= Action item =
Write out every entry again exactly as it stands.

[Entries from a dataset of interfaces]
⁂

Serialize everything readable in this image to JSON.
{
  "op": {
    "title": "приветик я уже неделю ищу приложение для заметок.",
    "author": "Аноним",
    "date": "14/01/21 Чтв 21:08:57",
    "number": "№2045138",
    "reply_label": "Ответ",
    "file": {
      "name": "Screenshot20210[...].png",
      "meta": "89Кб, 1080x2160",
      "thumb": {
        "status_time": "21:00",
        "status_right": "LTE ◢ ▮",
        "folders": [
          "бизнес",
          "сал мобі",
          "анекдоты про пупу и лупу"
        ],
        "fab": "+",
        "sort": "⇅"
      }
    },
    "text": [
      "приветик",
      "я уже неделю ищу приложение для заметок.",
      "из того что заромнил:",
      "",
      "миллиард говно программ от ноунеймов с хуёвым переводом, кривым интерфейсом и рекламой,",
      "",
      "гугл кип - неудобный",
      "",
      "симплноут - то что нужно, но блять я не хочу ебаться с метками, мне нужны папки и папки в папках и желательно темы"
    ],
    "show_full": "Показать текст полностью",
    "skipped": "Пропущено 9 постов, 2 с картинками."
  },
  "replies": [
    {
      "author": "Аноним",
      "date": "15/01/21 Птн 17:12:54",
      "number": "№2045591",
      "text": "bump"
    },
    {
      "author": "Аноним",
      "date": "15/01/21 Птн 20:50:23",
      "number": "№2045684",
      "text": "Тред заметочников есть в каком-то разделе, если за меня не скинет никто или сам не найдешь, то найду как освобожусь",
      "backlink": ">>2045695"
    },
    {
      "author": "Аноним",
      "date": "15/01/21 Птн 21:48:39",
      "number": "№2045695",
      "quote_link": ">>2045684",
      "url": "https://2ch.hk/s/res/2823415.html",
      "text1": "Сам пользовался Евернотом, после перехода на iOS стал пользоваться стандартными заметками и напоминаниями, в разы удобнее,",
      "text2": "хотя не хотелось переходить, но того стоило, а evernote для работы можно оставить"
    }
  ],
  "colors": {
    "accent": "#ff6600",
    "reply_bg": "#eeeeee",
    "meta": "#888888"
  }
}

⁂

= Answer to the problem =
Serialize everything readable in this image to JSON.
{
  "op": {
    "title": "приветик я уже неделю ищу приложение для заметок.",
    "author": "Аноним",
    "date": "14/01/21 Чтв 21:08:57",
    "number": "№2045138",
    "reply_label": "Ответ",
    "file": {
      "name": "Screenshot20210[...].png",
      "meta": "89Кб, 1080x2160",
      "thumb": {
        "status_time": "21:00",
        "status_right": "LTE ◢ ▮",
        "folders": [
          "бизнес",
          "сал мобі",
          "анекдоты про пупу и лупу"
        ],
        "fab": "+",
        "sort": "⇅"
      }
    },
    "text": [
      "приветик",
      "я уже неделю ищу приложение для заметок.",
      "из того что заромнил:",
      "",
      "миллиард говно программ от ноунеймов с хуёвым переводом, кривым интерфейсом и рекламой,",
      "",
      "гугл кип - неудобный",
      "",
      "симплноут - то что нужно, но блять я не хочу ебаться с метками, мне нужны папки и папки в папках и желательно темы"
    ],
    "show_full": "Показать текст полностью",
    "skipped": "Пропущено 9 постов, 2 с картинками."
  },
  "replies": [
    {
      "author": "Аноним",
      "date": "15/01/21 Птн 17:12:54",
      "number": "№2045591",
      "text": "bump"
    },
    {
      "author": "Аноним",
      "date": "15/01/21 Птн 20:50:23",
      "number": "№2045684",
      "text": "Тред заметочников есть в каком-то разделе, если за меня не скинет никто или сам не найдешь, то найду как освобожусь",
      "backlink": ">>2045695"
    },
    {
      "author": "Аноним",
      "date": "15/01/21 Птн 21:48:39",
      "number": "№2045695",
      "quote_link": ">>2045684",
      "url": "https://2ch.hk/s/res/2823415.html",
      "text1": "Сам пользовался Евернотом, после перехода на iOS стал пользоваться стандартными заметками и напоминаниями, в разы удобнее,",
      "text2": "хотя не хотелось переходить, но того стоило, а evernote для работы можно оставить"
    }
  ],
  "colors": {
    "accent": "#ff6600",
    "reply_bg": "#eeeeee",
    "meta": "#888888"
  }
}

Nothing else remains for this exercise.